This first-of-a-kind English-language intellectual biography of al-Jasir is thus as important for what it divulges about the prolific scholar’s role in the kingdom and its cultural politics as it is for the complex social history it puts forth. From al-Jasir’s confrontations with the religious and secular branches of the regime, his correspondence with “Saudi lineage seekers,” and his changing views of tribalism, the reader witnesses the deep transforma-tion of Saudi society. The detailed historical and archival work and the deep ethnographic research shine throughout the book, even if they expand on already existing arguments and conceptual framings put forth by scholars such as Abulaziz H. Al Fahad. The book could have benefited from a stronger introduction that clearly delineates the book’s intertwined arguments, of which there are many. A more important problem is Samin’s decision to leave the discussion of the state and its policies until the end. This choice not only leaves the reader unclear about the origins of the genealogical industry and the permissible discursive and material fields in which it operated, but, to an extent, it also recenters the role of the regime in the genealogical industry, countering the book’s goal of highlighting the role of people, and not the state, in the making of this genealogical culture. Finally, while genealogy matters, as Samin explains throughout the book, the author nonetheless overstates its role in Saudi politics and society. Saudi Arabia is not merely a genealogical state, as the author suggests, just as it is not a “tribal state,” a “techno state,” or a “biopolitical state.” Rather, like all states that have to adopt multipronged techniques of governance for their own survival, the Saudi state is all these things at once.
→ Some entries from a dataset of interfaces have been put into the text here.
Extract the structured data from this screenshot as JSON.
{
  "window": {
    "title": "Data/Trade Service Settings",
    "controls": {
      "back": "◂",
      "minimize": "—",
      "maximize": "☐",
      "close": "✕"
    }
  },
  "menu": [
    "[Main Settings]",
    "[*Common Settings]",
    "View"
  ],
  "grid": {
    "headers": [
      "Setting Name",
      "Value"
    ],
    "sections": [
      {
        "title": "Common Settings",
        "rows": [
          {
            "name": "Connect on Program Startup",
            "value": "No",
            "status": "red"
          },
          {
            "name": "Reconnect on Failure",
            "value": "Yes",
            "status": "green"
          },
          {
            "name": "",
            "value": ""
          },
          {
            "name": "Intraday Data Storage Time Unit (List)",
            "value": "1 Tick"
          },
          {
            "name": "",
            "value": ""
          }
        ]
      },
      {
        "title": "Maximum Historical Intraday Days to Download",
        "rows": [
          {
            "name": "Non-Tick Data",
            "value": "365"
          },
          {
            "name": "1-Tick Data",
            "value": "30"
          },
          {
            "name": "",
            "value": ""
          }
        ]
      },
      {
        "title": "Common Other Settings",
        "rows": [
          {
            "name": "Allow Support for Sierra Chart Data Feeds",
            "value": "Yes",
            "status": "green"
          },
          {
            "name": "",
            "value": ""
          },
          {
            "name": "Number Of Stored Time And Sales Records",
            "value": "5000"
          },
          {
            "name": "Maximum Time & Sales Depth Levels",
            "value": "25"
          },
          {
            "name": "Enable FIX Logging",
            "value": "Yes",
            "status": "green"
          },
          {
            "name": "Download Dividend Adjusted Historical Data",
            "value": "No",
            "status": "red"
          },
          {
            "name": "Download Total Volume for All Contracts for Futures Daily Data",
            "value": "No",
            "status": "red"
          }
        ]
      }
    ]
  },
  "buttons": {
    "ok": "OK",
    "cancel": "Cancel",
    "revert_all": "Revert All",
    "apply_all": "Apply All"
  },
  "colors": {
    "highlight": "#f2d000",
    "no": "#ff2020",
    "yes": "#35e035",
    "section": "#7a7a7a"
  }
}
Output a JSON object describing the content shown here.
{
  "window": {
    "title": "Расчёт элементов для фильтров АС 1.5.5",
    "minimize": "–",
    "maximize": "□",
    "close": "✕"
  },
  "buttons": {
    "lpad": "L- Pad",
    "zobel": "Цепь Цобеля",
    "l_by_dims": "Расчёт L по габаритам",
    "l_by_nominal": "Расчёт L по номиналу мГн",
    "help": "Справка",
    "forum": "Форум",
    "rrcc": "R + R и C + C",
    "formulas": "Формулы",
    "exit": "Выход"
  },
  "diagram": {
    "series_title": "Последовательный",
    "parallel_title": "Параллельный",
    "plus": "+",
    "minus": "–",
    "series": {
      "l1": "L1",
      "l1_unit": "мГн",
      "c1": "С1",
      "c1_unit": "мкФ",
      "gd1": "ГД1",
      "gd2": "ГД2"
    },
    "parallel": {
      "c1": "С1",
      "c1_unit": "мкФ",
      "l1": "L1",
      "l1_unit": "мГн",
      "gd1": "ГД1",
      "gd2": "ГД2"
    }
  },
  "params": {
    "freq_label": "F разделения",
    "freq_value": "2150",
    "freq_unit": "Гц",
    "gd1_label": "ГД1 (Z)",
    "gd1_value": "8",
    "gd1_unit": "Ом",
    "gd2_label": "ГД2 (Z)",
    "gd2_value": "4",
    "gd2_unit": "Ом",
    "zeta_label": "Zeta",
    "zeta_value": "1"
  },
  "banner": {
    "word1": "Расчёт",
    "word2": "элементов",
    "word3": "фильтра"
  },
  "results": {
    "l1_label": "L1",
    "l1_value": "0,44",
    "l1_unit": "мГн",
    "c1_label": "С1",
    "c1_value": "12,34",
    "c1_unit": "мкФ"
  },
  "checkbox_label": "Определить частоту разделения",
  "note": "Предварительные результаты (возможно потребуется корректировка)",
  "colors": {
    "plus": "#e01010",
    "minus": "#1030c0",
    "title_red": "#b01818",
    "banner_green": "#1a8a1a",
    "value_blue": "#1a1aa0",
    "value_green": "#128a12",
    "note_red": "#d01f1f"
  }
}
Despite these shortcomings, Of Sand or Soil is a welcome contribution to scholarship on Saudi Arabia, one that challenges the arguments of some of the most recent works in the field, and that will be of great interest to an audience with some familiarity with the history and complex workings of the Saudi state.